Flying with Kids
You love the idea of traveling with your child. But the idea of air travel with that child raises your anxiety levels. It’s not an impossible journey. Flying with young kids requires preparation, flexibility and patience. Jennifer Denniston, co-author of Lonely Planet USA’s Best Trips (Lonely Planet, 2010), and Suzanne Rowan Kelleher, editor of wejustgotback.com, offer these tips for smoother air travel with kids:
• Remember, you know all about flying; your child doesn’t. Find a book about your destination or airplanes to build excitement and minimize surprises. Explain the day’s possibilities: You’ll wake him up early. He’ll have to stand in lines, sit around others and talk softly. There could be ear pressure and plane noises. His stuffed animal will need to be scanned but he’ll get it back. There might be delays. Stress that this is all part of going on vacation.
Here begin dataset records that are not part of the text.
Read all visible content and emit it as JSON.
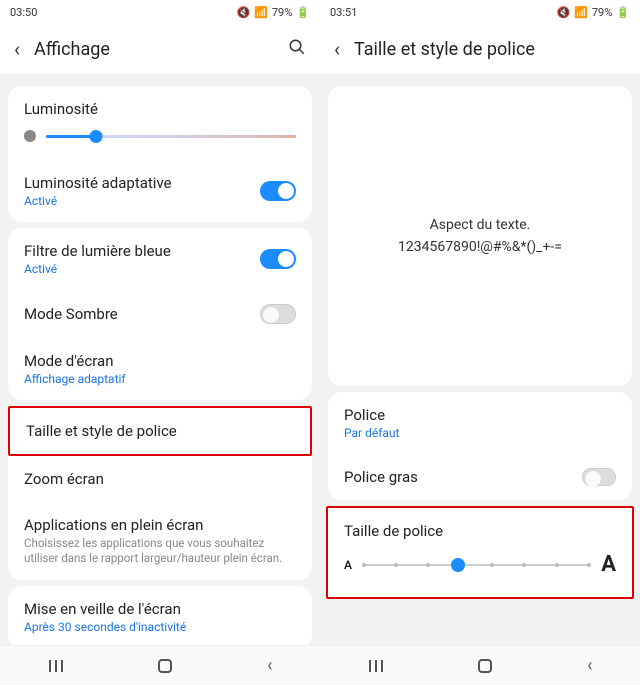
{
  "left": {
    "status": {
      "time": "03:50",
      "battery": "79%"
    },
    "header": {
      "title": "Affichage"
    },
    "brightness": {
      "label": "Luminosité"
    },
    "adaptive": {
      "label": "Luminosité adaptative",
      "sub": "Activé"
    },
    "bluelight": {
      "label": "Filtre de lumière bleue",
      "sub": "Activé"
    },
    "darkmode": {
      "label": "Mode Sombre"
    },
    "screenmode": {
      "label": "Mode d'écran",
      "sub": "Affichage adaptatif"
    },
    "fontstyle": {
      "label": "Taille et style de police"
    },
    "zoom": {
      "label": "Zoom écran"
    },
    "fullscreen": {
      "label": "Applications en plein écran",
      "sub": "Choisissez les applications que vous souhaitez utiliser dans le rapport largeur/hauteur plein écran."
    },
    "sleep": {
      "label": "Mise en veille de l'écran",
      "sub": "Après 30 secondes d'inactivité"
    }
  },
  "right": {
    "status": {
      "time": "03:51",
      "battery": "79%"
    },
    "header": {
      "title": "Taille et style de police"
    },
    "preview": {
      "line1": "Aspect du texte.",
      "line2": "1234567890!@#%&*()_+-="
    },
    "font": {
      "label": "Police",
      "sub": "Par défaut"
    },
    "bold": {
      "label": "Police gras"
    },
    "fontsize": {
      "label": "Taille de police"
    }
  }
}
Explaining all of this puts everyone in “travel mode” – a term you can refer back to as a reminder to act efficiently and to be ready for the unexpected.
• Let her pack and carry her own small bag. She can put in whatever she wants. It’ll give her buy-in, control and security. She’ll also learn about bringing only what fits. Making her tote something sets an early standard that everyone has responsibility and that you’re not the family sherpa.
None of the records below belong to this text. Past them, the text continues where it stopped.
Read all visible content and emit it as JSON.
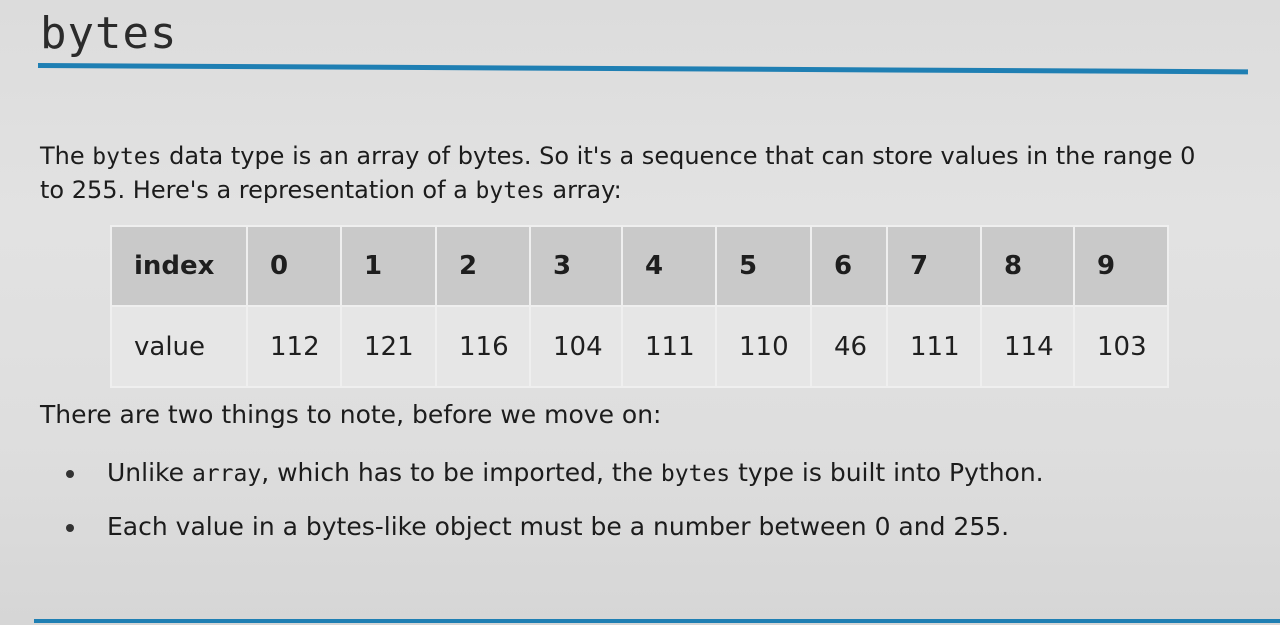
{
  "slide": {
    "title": "bytes",
    "intro": {
      "part1": "The ",
      "code1": "bytes",
      "part2": " data type is an array of bytes. So it's a sequence that can store values in the range 0 to 255. Here's a representation of a ",
      "code2": "bytes",
      "part3": " array:"
    },
    "table": {
      "header_label": "index",
      "value_label": "value",
      "indices": [
        "0",
        "1",
        "2",
        "3",
        "4",
        "5",
        "6",
        "7",
        "8",
        "9"
      ],
      "values": [
        "112",
        "121",
        "116",
        "104",
        "111",
        "110",
        "46",
        "111",
        "114",
        "103"
      ]
    },
    "note": "There are two things to note, before we move on:",
    "bullets": [
      {
        "part1": "Unlike ",
        "code1": "array",
        "part2": ", which has to be imported, the ",
        "code2": "bytes",
        "part3": " type is built into Python."
      },
      {
        "part1": "Each value in a bytes-like object must be a number between 0 and 255."
      }
    ]
  },
  "colors": {
    "accent": "#1f7fb3",
    "header_cell": "#c9c9c9",
    "value_cell": "#e6e6e6"
  }
}
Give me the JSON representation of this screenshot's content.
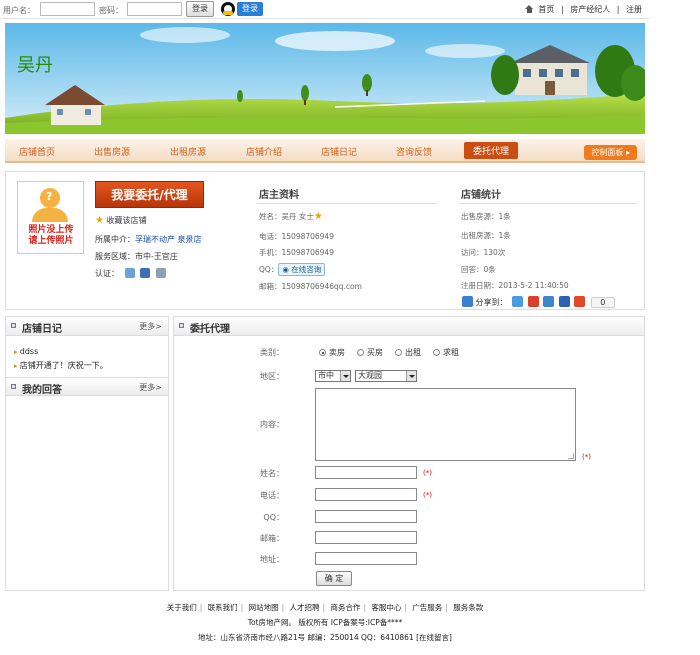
{
  "topbar": {
    "username_label": "用户名：",
    "password_label": "密码：",
    "login_button": "登录",
    "qq_login": "登录",
    "home": "首页",
    "agent": "房产经纪人",
    "register": "注册",
    "sep": "|"
  },
  "banner": {
    "owner_name": "吴丹"
  },
  "nav": {
    "items": [
      "店铺首页",
      "出售房源",
      "出租房源",
      "店铺介绍",
      "店铺日记",
      "咨询反馈",
      "委托代理"
    ],
    "active_index": 6,
    "control_panel": "控制面板 ▸"
  },
  "profile": {
    "photo_text_1": "照片没上传",
    "photo_text_2": "请上传照片",
    "entrust_button": "我要委托/代理",
    "favorite": "收藏该店铺",
    "agency_label": "所属中介：",
    "agency_value": "孚瑞不动产 泉景店",
    "area_label": "服务区域：",
    "area_value": "市中-王官庄",
    "cert_label": "认证："
  },
  "owner_info": {
    "title": "店主资料",
    "name_label": "姓名：",
    "name_value": "吴丹 女士",
    "phone_label": "电话：",
    "phone_value": "15098706949",
    "mobile_label": "手机：",
    "mobile_value": "15098706949",
    "qq_label": "QQ：",
    "qq_button": "在线咨询",
    "email_label": "邮箱：",
    "email_value": "15098706946qq.com"
  },
  "stats": {
    "title": "店铺统计",
    "sale": "出售房源：1条",
    "rent": "出租房源：1条",
    "visits": "访问：130次",
    "answers": "回答：0条",
    "reg_date": "注册日期：2013-5-2  11:40:50",
    "share_label": "分享到：",
    "share_count": "0"
  },
  "diary": {
    "title": "店铺日记",
    "more": "更多>",
    "items": [
      "ddss",
      "店铺开通了！庆祝一下。"
    ]
  },
  "answers": {
    "title": "我的回答",
    "more": "更多>"
  },
  "form": {
    "title": "委托代理",
    "type_label": "类别：",
    "types": [
      "卖房",
      "买房",
      "出租",
      "求租"
    ],
    "selected_type": 0,
    "region_label": "地区：",
    "district": "市中",
    "subregion": "大观园",
    "content_label": "内容：",
    "name_label": "姓名：",
    "phone_label": "电话：",
    "qq_label": "QQ：",
    "email_label": "邮箱：",
    "address_label": "地址：",
    "required_mark": "(*)",
    "submit": "确 定"
  },
  "footer": {
    "links": [
      "关于我们",
      "联系我们",
      "网站地图",
      "人才招聘",
      "商务合作",
      "客服中心",
      "广告服务",
      "服务条款"
    ],
    "copyright": "Tot房地产网。  版权所有 ICP备案号:ICP备****",
    "address": "地址：山东省济南市经八路21号 邮编：250014 QQ：6410861 [在线留言]"
  },
  "colors": {
    "accent": "#cc4d12",
    "nav_text": "#d0601a",
    "owner_name": "#2d8a07",
    "required": "#dd0000"
  }
}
• Have a bag of tricks. Whatever he likes, buy new versions and parcel them out – when he fastens his seatbelt, when a flight attendant announcement is made, when it’s 4 p.m. – anything to keep traveling fun and the child distracted. (Flap and coloring books highly engage, for example.) Figure 30 minutes of interest per item. And don’t forget snacks, especially lollipops for takeoff and landing. They’re longer lasting and will help with ear pressure.
• Have an essentials bag. Whether it’s a blanket or rubber turtle, respect what makes her comfortable. A flight is not the time to believe that she can do without it. Always keep the bag with you – it’s hard to recover from losing a key item.
• Keep to the bedtime routine. Have him brush his teeth and change into pajamas. Read him his books and quietly sing his songs. Do whatever is necessary to have him sleep, even at the expense of your own. When he’s rested, the stress of travel will be less.
• When faced with a snag, talk it out. “I don’t know what’s happening, but we’ll just have to wait.” Externalizing your dialogue will settle you – anxiety can spread – and reiterate that travel is an imperfect process. Also realize that what bothers you doesn’t register with your kids. “They don’t know enough to be stressed out. Their world is you,” Denniston says.